### To do
Look through the listing below and work out how many of its lines hold the word "true". Give only the number.

### Data for this exercise
-------

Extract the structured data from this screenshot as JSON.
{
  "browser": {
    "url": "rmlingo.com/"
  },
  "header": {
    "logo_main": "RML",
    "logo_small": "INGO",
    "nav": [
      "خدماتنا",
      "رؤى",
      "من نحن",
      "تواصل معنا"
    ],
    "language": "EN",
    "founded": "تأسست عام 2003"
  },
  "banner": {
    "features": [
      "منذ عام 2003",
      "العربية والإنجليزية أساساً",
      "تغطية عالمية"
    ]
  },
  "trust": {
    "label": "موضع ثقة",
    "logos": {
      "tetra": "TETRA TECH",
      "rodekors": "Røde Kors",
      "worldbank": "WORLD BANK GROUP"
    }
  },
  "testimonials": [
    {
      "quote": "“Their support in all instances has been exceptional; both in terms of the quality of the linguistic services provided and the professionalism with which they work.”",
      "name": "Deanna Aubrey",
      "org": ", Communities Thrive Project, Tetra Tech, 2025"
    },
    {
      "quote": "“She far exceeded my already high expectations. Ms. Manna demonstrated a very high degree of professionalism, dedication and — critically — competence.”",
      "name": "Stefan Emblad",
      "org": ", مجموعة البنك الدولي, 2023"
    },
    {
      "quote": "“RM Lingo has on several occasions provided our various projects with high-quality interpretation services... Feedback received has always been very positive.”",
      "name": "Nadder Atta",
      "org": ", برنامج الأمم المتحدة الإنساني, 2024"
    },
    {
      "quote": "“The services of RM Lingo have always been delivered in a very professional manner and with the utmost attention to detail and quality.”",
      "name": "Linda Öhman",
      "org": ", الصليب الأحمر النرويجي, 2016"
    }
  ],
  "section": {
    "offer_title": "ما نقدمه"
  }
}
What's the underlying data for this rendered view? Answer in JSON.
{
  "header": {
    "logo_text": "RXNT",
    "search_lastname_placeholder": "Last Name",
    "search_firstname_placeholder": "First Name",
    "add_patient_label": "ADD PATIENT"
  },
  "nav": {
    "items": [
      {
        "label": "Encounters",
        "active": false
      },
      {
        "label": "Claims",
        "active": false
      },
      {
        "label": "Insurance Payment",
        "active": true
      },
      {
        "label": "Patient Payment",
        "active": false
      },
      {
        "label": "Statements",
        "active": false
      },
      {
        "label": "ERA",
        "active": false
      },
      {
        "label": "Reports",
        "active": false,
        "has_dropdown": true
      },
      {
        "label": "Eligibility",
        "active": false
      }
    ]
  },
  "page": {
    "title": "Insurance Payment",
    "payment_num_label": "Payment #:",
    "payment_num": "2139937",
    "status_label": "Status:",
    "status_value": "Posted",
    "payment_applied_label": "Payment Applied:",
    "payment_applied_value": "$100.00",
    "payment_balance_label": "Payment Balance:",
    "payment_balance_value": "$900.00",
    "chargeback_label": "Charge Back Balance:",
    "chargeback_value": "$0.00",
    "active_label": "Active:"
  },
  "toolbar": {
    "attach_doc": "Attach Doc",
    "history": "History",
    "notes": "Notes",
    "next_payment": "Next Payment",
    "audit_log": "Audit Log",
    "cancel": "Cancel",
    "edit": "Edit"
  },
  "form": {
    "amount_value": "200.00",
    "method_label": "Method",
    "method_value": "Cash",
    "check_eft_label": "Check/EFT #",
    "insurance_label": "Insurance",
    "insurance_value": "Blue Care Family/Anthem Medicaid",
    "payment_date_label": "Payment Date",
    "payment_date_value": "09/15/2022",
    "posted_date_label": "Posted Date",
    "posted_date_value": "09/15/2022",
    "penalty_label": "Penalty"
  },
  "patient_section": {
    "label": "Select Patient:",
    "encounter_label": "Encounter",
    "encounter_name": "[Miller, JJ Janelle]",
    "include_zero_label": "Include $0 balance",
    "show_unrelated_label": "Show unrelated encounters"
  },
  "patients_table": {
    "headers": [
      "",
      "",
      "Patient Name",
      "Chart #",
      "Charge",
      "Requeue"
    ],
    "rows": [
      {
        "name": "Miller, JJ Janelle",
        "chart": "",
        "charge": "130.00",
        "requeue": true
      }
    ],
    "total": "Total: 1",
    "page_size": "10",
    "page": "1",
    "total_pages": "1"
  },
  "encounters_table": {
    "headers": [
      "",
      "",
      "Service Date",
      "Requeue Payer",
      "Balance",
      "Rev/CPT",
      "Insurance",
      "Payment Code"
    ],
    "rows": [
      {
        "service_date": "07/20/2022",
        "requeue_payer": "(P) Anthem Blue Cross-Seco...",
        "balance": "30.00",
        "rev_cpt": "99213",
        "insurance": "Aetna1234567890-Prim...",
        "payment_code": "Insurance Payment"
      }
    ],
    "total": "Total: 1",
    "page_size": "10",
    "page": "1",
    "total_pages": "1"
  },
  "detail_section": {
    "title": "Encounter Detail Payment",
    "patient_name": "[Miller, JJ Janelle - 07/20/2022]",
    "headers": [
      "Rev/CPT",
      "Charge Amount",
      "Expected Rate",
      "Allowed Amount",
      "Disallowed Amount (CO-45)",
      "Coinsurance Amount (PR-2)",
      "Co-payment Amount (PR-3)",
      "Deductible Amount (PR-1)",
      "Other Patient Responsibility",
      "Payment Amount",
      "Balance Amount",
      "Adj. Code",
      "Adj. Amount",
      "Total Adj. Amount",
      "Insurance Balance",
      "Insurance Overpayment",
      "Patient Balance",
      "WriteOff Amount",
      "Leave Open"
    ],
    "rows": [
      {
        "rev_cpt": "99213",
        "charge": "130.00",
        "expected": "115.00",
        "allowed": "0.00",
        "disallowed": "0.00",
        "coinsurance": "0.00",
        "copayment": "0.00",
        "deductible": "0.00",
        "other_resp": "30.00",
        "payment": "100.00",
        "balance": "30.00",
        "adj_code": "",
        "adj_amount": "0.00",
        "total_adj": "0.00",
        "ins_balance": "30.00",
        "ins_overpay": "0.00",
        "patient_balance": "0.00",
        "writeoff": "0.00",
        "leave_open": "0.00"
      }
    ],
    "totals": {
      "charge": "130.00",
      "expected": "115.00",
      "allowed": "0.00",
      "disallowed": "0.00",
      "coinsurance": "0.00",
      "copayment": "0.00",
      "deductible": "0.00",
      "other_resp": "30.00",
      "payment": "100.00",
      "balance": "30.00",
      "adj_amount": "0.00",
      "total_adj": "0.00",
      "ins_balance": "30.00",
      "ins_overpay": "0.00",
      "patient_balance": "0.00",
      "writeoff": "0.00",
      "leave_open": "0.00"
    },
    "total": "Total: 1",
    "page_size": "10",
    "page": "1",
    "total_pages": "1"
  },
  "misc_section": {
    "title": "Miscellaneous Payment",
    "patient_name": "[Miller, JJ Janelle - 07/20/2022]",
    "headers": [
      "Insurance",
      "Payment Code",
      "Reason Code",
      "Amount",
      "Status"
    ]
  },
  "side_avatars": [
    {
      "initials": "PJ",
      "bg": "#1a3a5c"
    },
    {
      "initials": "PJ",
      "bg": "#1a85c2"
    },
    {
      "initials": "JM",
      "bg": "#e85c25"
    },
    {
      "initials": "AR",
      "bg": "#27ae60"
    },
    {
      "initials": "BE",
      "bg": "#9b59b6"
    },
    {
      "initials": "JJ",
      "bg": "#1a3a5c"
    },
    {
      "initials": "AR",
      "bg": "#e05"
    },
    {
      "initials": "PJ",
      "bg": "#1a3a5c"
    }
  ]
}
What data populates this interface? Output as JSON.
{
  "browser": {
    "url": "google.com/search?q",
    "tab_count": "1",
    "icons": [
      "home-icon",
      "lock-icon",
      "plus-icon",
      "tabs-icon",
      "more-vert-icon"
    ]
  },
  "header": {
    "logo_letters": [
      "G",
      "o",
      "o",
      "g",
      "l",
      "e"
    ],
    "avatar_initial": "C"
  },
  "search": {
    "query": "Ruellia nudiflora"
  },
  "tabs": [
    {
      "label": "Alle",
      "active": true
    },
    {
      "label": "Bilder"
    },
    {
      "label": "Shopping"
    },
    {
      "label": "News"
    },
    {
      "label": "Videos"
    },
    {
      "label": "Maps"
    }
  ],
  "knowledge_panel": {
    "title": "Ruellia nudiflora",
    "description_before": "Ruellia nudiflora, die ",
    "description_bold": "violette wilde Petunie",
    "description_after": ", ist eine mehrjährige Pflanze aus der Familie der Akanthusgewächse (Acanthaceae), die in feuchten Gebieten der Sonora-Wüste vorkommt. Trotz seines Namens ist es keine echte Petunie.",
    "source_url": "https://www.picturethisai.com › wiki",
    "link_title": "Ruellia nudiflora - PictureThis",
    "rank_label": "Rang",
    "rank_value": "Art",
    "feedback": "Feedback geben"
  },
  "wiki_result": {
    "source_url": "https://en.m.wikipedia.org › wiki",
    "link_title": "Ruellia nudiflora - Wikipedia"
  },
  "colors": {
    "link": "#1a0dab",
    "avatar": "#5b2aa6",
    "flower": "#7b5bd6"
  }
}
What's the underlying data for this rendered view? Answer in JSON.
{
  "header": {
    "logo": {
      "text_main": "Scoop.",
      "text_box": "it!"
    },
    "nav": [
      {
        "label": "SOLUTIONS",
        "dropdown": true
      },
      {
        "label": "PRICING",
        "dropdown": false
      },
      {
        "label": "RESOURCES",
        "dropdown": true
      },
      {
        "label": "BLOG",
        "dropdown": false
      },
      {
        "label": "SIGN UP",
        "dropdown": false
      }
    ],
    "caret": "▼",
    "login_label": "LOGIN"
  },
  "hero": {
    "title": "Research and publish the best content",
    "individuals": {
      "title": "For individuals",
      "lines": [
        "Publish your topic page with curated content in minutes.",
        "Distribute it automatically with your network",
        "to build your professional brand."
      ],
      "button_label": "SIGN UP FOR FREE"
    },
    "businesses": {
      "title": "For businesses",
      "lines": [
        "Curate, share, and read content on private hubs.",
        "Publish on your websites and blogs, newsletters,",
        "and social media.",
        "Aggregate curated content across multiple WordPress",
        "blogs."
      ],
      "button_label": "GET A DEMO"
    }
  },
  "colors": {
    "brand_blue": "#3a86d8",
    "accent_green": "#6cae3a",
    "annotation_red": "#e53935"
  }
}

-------

### Exercise answer
6